===== Supplied material

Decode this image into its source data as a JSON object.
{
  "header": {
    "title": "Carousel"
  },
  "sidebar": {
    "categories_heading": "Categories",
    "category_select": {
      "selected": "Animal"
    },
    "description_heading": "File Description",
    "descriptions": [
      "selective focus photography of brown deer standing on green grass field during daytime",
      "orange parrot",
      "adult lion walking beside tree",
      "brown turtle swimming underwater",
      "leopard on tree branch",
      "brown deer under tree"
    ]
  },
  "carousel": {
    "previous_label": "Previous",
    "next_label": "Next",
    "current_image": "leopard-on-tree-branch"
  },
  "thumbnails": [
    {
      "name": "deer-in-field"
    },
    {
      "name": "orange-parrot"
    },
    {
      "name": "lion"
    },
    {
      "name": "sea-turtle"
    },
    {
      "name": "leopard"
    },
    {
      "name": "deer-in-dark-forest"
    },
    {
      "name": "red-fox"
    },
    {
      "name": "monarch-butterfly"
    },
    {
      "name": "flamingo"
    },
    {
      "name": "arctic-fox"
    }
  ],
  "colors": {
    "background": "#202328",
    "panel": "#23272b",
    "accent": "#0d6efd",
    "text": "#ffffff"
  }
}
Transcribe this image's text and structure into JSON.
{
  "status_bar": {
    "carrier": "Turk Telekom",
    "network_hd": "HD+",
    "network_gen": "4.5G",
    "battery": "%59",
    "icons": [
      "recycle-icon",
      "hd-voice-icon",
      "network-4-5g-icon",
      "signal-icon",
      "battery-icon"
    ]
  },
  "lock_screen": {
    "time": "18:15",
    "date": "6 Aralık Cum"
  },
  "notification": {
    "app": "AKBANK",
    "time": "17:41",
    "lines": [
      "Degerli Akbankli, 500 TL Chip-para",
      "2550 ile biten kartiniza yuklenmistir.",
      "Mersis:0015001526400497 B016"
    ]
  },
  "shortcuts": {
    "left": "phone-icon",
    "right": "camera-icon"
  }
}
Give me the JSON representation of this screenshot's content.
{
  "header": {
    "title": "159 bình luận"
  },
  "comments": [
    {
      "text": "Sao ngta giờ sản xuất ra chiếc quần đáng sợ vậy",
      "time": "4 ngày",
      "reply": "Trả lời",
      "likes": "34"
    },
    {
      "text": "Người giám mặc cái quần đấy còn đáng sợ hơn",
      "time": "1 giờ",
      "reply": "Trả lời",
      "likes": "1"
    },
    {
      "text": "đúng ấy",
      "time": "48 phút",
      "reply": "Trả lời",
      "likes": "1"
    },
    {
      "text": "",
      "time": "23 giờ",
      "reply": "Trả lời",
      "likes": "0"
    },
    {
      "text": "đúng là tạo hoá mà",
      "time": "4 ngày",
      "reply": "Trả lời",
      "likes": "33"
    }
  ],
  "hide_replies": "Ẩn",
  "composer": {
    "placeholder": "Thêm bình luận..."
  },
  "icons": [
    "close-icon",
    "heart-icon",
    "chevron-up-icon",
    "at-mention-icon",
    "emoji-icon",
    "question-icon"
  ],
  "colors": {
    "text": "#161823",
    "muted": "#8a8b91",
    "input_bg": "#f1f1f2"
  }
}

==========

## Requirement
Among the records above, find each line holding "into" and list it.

## Answer section
Decode this image into its source data as a JSON object.
Transcribe this image's text and structure into JSON.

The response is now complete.